[Records excerpted from a collection]
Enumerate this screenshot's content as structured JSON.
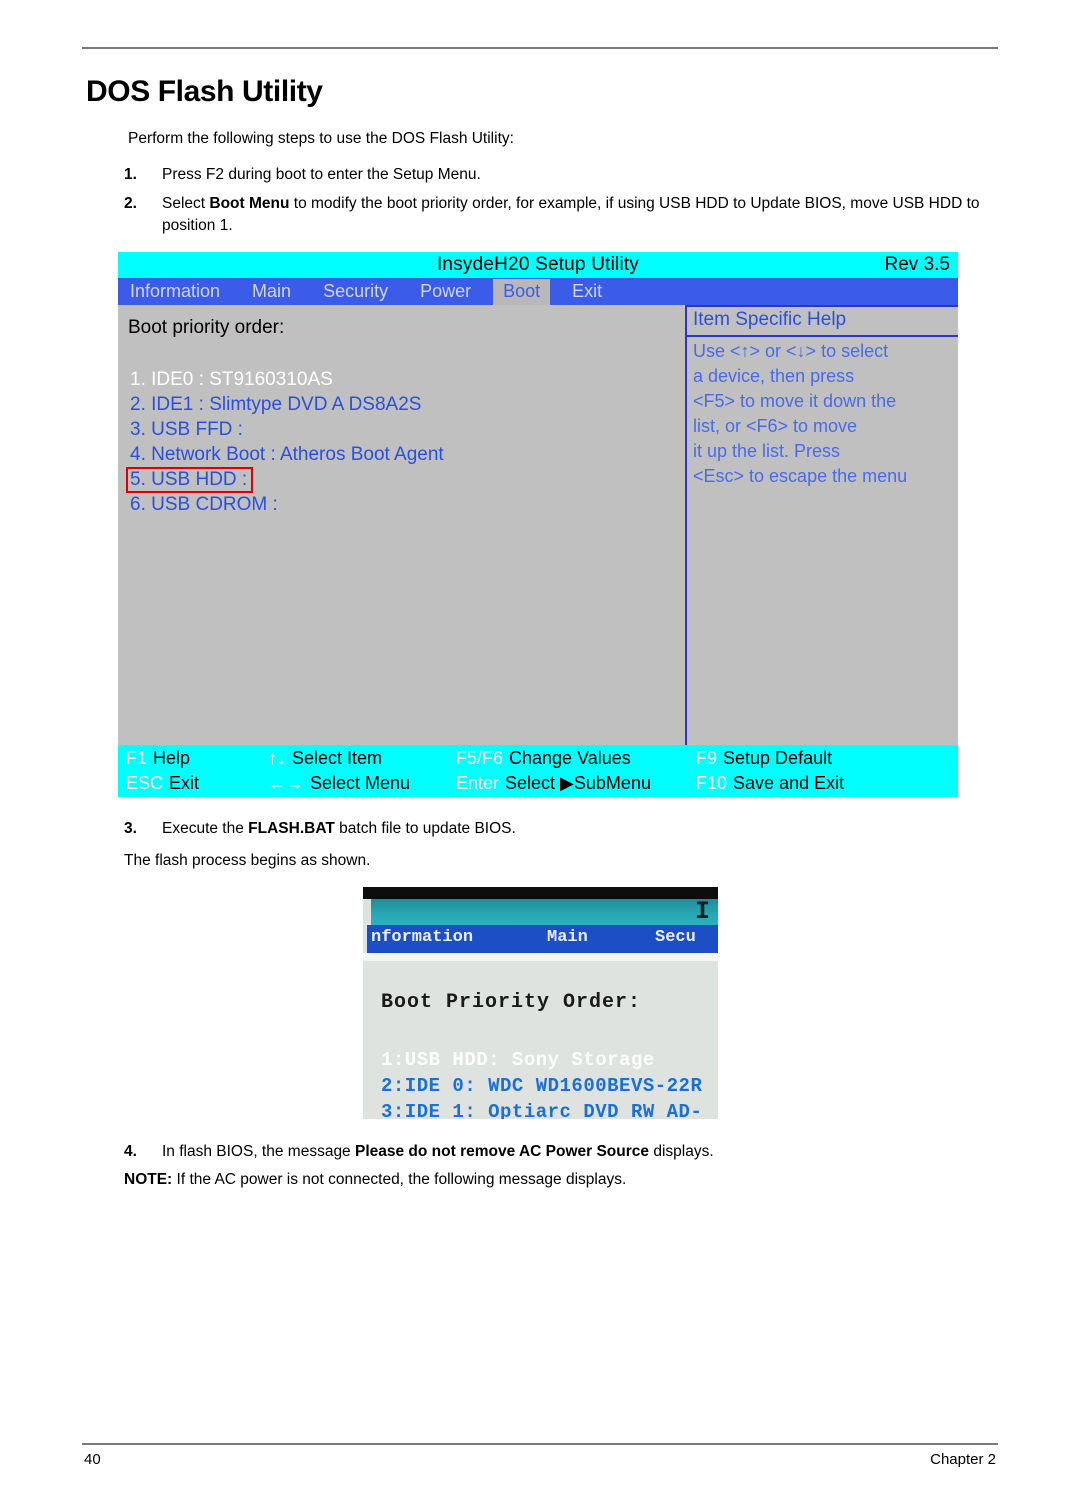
{
  "document": {
    "title": "DOS Flash Utility",
    "intro": "Perform the following steps to use the DOS Flash Utility:",
    "steps": [
      {
        "number": "1.",
        "text_before": "Press F2 during boot to enter the Setup Menu.",
        "bold": "",
        "text_after": ""
      },
      {
        "number": "2.",
        "text_before": "Select ",
        "bold": "Boot Menu",
        "text_after": " to modify the boot priority order, for example, if using USB HDD to Update BIOS, move USB HDD to position 1."
      },
      {
        "number": "3.",
        "text_before": "Execute the ",
        "bold": "FLASH.BAT",
        "text_after": " batch file to update BIOS."
      },
      {
        "number": "4.",
        "text_before": "In flash BIOS, the message ",
        "bold": "Please do not remove AC Power Source",
        "text_after": " displays."
      }
    ],
    "flash_line": "The flash process begins as shown.",
    "note_label": "NOTE:",
    "note_text": " If the AC power is not connected, the following message displays.",
    "footer": {
      "page_number": "40",
      "chapter": "Chapter 2"
    }
  },
  "bios": {
    "title": "InsydeH20 Setup Utility",
    "revision": "Rev 3.5",
    "menu": [
      {
        "label": "Information",
        "active": false
      },
      {
        "label": "Main",
        "active": false
      },
      {
        "label": "Security",
        "active": false
      },
      {
        "label": "Power",
        "active": false
      },
      {
        "label": "Boot",
        "active": true
      },
      {
        "label": "Exit",
        "active": false
      }
    ],
    "section_heading": "Boot priority order:",
    "boot_items": [
      {
        "label": "1. IDE0 : ST9160310AS",
        "selected": true,
        "marked": false
      },
      {
        "label": "2. IDE1 : Slimtype DVD A DS8A2S",
        "selected": false,
        "marked": false
      },
      {
        "label": "3. USB FFD :",
        "selected": false,
        "marked": false
      },
      {
        "label": "4. Network Boot : Atheros Boot Agent",
        "selected": false,
        "marked": false
      },
      {
        "label": "5. USB HDD :",
        "selected": false,
        "marked": true
      },
      {
        "label": "6. USB CDROM :",
        "selected": false,
        "marked": false
      }
    ],
    "help": {
      "title": "Item Specific Help",
      "lines": [
        "Use <↑> or <↓> to select",
        "a device, then press",
        "<F5> to move it down the",
        "list, or <F6> to move",
        "it up the list. Press",
        "<Esc> to escape the menu"
      ]
    },
    "keybar": [
      {
        "key": "F1",
        "desc": "Help"
      },
      {
        "key": "↑↓",
        "desc": "Select Item"
      },
      {
        "key": "F5/F6",
        "desc": "Change Values"
      },
      {
        "key": "F9",
        "desc": "Setup Default"
      },
      {
        "key": "ESC",
        "desc": "Exit"
      },
      {
        "key": "←→",
        "desc": "Select Menu"
      },
      {
        "key": "Enter",
        "desc": "Select ▶SubMenu"
      },
      {
        "key": "F10",
        "desc": "Save and Exit"
      }
    ],
    "colors": {
      "title_bar": "#00ffff",
      "menu_bar": "#3b5ce8",
      "body": "#c0c0c0",
      "text_blue": "#2b4fdd",
      "marker_red": "#e00000"
    }
  },
  "flash_photo": {
    "corner_letter": "I",
    "menu": [
      "nformation",
      "Main",
      "Secu"
    ],
    "heading": "Boot Priority Order:",
    "rows": [
      {
        "label": "1:USB HDD: Sony     Storage",
        "highlighted": true
      },
      {
        "label": "2:IDE 0: WDC WD1600BEVS-22R",
        "highlighted": false
      },
      {
        "label": "3:IDE 1: Optiarc DVD RW AD-",
        "highlighted": false
      }
    ]
  }
}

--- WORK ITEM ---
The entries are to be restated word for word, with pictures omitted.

--- SOLUTION BELOW ---
Enumerate this screenshot's content as structured JSON.
{
  "document": {
    "title": "DOS Flash Utility",
    "intro": "Perform the following steps to use the DOS Flash Utility:",
    "steps": [
      {
        "number": "1.",
        "text_before": "Press F2 during boot to enter the Setup Menu.",
        "bold": "",
        "text_after": ""
      },
      {
        "number": "2.",
        "text_before": "Select ",
        "bold": "Boot Menu",
        "text_after": " to modify the boot priority order, for example, if using USB HDD to Update BIOS, move USB HDD to position 1."
      },
      {
        "number": "3.",
        "text_before": "Execute the ",
        "bold": "FLASH.BAT",
        "text_after": " batch file to update BIOS."
      },
      {
        "number": "4.",
        "text_before": "In flash BIOS, the message ",
        "bold": "Please do not remove AC Power Source",
        "text_after": " displays."
      }
    ],
    "flash_line": "The flash process begins as shown.",
    "note_label": "NOTE:",
    "note_text": " If the AC power is not connected, the following message displays.",
    "footer": {
      "page_number": "40",
      "chapter": "Chapter 2"
    }
  },
  "bios": {
    "title": "InsydeH20 Setup Utility",
    "revision": "Rev 3.5",
    "menu": [
      {
        "label": "Information",
        "active": false
      },
      {
        "label": "Main",
        "active": false
      },
      {
        "label": "Security",
        "active": false
      },
      {
        "label": "Power",
        "active": false
      },
      {
        "label": "Boot",
        "active": true
      },
      {
        "label": "Exit",
        "active": false
      }
    ],
    "section_heading": "Boot priority order:",
    "boot_items": [
      {
        "label": "1. IDE0 : ST9160310AS",
        "selected": true,
        "marked": false
      },
      {
        "label": "2. IDE1 : Slimtype DVD A DS8A2S",
        "selected": false,
        "marked": false
      },
      {
        "label": "3. USB FFD :",
        "selected": false,
        "marked": false
      },
      {
        "label": "4. Network Boot : Atheros Boot Agent",
        "selected": false,
        "marked": false
      },
      {
        "label": "5. USB HDD :",
        "selected": false,
        "marked": true
      },
      {
        "label": "6. USB CDROM :",
        "selected": false,
        "marked": false
      }
    ],
    "help": {
      "title": "Item Specific Help",
      "lines": [
        "Use <↑> or <↓> to select",
        "a device, then press",
        "<F5> to move it down the",
        "list, or <F6> to move",
        "it up the list. Press",
        "<Esc> to escape the menu"
      ]
    },
    "keybar": [
      {
        "key": "F1",
        "desc": "Help"
      },
      {
        "key": "↑↓",
        "desc": "Select Item"
      },
      {
        "key": "F5/F6",
        "desc": "Change Values"
      },
      {
        "key": "F9",
        "desc": "Setup Default"
      },
      {
        "key": "ESC",
        "desc": "Exit"
      },
      {
        "key": "←→",
        "desc": "Select Menu"
      },
      {
        "key": "Enter",
        "desc": "Select ▶SubMenu"
      },
      {
        "key": "F10",
        "desc": "Save and Exit"
      }
    ],
    "colors": {
      "title_bar": "#00ffff",
      "menu_bar": "#3b5ce8",
      "body": "#c0c0c0",
      "text_blue": "#2b4fdd",
      "marker_red": "#e00000"
    }
  },
  "flash_photo": {
    "corner_letter": "I",
    "menu": [
      "nformation",
      "Main",
      "Secu"
    ],
    "heading": "Boot Priority Order:",
    "rows": [
      {
        "label": "1:USB HDD: Sony     Storage",
        "highlighted": true
      },
      {
        "label": "2:IDE 0: WDC WD1600BEVS-22R",
        "highlighted": false
      },
      {
        "label": "3:IDE 1: Optiarc DVD RW AD-",
        "highlighted": false
      }
    ]
  }
}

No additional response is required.